You do not want to miss out on the night market experience in Malaysia. Known as pasar malams locally, night markets are available almost weekly at dense neighbourhoods, and during the Ramadhan month, similar forms of night bazaars spring up like mushrooms to cater to Muslims who intend to break their fast after the sun sets.
While tourists usually flock to the Night Market at China Town, Petaling Street for their virgin night market experience, I recommend visiting the Cheras Night Market because it’s one that locals frequently patronize and thus exudes a more authentic Malaysian night market feel. The night market at Taman Connaught, Kuala Lumpur spans a 2 kilometer length, the longest in the country and is held every Wednesday from 4pm to 11pm. While you can find quite possibly anything you want at night markets from pet clothing to books, many people visit solely for the street food, and this is a totally justified purpose.
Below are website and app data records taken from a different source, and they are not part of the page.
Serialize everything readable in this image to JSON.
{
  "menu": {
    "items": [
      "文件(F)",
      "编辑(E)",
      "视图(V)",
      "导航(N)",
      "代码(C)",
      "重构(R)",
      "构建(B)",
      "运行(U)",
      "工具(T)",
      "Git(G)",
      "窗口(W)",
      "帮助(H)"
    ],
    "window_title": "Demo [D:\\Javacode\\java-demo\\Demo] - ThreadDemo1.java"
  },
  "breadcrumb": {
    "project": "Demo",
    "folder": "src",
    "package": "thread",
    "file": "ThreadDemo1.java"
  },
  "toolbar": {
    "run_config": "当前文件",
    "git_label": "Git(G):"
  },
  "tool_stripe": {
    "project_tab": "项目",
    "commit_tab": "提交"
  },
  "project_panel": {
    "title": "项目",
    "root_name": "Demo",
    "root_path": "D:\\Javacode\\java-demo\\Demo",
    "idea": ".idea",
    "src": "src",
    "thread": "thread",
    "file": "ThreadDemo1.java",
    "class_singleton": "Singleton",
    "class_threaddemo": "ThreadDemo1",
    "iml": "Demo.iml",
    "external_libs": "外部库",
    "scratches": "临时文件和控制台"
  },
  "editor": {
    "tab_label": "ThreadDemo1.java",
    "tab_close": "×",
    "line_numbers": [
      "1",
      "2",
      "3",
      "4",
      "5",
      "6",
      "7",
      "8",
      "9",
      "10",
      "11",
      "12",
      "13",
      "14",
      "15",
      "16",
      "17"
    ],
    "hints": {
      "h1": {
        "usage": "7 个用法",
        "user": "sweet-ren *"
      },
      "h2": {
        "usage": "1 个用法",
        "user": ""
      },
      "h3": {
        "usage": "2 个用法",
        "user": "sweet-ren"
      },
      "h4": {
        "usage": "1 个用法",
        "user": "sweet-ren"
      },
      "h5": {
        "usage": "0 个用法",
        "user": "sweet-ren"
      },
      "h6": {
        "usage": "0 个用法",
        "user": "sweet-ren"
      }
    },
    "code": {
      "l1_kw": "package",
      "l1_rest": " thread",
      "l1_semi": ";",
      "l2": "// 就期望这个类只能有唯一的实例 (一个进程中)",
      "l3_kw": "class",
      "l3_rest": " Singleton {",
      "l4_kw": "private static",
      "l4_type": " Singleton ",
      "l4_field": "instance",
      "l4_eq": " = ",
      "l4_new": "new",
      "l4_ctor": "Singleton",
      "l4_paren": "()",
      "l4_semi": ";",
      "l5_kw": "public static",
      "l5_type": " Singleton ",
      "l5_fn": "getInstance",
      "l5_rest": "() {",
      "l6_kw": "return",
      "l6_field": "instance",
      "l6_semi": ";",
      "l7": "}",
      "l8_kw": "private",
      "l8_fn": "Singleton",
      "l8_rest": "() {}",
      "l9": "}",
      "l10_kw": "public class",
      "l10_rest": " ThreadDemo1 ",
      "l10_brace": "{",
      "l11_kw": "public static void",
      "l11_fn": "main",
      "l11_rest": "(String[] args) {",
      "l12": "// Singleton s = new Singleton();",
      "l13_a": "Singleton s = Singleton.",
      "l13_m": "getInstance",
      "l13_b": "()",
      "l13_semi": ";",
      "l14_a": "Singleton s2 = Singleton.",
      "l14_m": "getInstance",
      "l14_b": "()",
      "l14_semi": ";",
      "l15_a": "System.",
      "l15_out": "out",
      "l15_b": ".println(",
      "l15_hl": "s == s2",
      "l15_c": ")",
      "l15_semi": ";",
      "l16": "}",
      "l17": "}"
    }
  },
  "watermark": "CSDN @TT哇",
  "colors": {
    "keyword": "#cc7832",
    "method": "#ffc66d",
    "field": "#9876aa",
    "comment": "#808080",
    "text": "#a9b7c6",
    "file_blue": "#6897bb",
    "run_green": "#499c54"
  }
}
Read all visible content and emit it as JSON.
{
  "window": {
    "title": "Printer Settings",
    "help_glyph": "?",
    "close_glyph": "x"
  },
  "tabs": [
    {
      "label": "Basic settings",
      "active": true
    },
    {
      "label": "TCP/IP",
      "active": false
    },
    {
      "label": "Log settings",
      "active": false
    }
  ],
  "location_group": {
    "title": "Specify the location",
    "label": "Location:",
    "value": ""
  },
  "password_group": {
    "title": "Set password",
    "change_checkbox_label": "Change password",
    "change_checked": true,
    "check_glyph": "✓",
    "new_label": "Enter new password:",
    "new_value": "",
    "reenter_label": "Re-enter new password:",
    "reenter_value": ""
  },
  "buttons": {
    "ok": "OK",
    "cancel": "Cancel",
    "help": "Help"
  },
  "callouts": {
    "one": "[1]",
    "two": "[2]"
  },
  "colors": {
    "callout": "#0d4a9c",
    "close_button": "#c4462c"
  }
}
Now night markets may be a very local experience, but do not expect the food sold here to be. Quite the contrary, the creativity of night market hawkers really shows through the staggering variety of food you can find here from coconut ice cream (made popular in Thailand) to Taiwanese fried chicken steaks. Of course do not count on these foods to taste as authentic as back in their home countries, instead try the local versions with an open heart and an adventurous spirit, and you might be surprised with the gastronomic assimilation created. Of course, it goes without saying that the Malaysian staples like the Asam Laksa, Char Koay Teow, Pan Mee, Nasi Lemak, pastries, breads, Nyonya kuih, herbal drink, fried chicken are easily found at night markets, so night markets are good places to visit if you want to try as many kinds of Malaysian favourites as possible under one roof.
For example, a long queue is always observable in front of the Ultraman Salted Egg Foods Stall of the Cheras Night Market, and it is quite understandable why. Passersby who catch a whiff of the salted egg fried chicken, squid or pumpkin cannot resist the fragrant aroma, affordable price and addictiveness of these salted egg snacks. Another popular stall at the night market is the UCO Pastry Cheesecake stall that takes pride in their Japanese Cheesecake which has an assortment of flavours such as Double Chocolate & Cheese, Green Tea Red Bean Layered, Bamboo Charcoal Cranberry and et cetera. Seafood has always been affordable and abundant in a peninsula like Malaysia, and thus grilled shellfish like oysters, clams and scallops are a popular type of street food and can be easily found at night markets.
Another food not to miss at the night market is the bursting pork ball, which bursts with piping hot soup at the first bite. A funny but interesting marketing gimmick used by the stall owner is the claim that these pork balls are so ‘springy that it can be used to play ping pong’. Mushroom buns sold at the night market also show the creative and entrepreneur spirit of hawkers in order to attract customers. These mushroom buns are made to take the appearance of mushrooms and are filled with mushroom and chicken fillings. Needless to say, these buns are a hit with the younger crowd and have made their presence known through social media such as Facebook and Instagram.
Needless to say, if ambience and comfort are important criteria to your dining experience, the night market might not be such an apt place, but if you want to indulge in vast selections of local cuisines in a single spot, a night market (the Cheras Night Market in particular), will be your perfect choice to embrace the local Malaysian passion for food.
By LIEW Jeen Vern, ASEAN Correspondent from Malaysia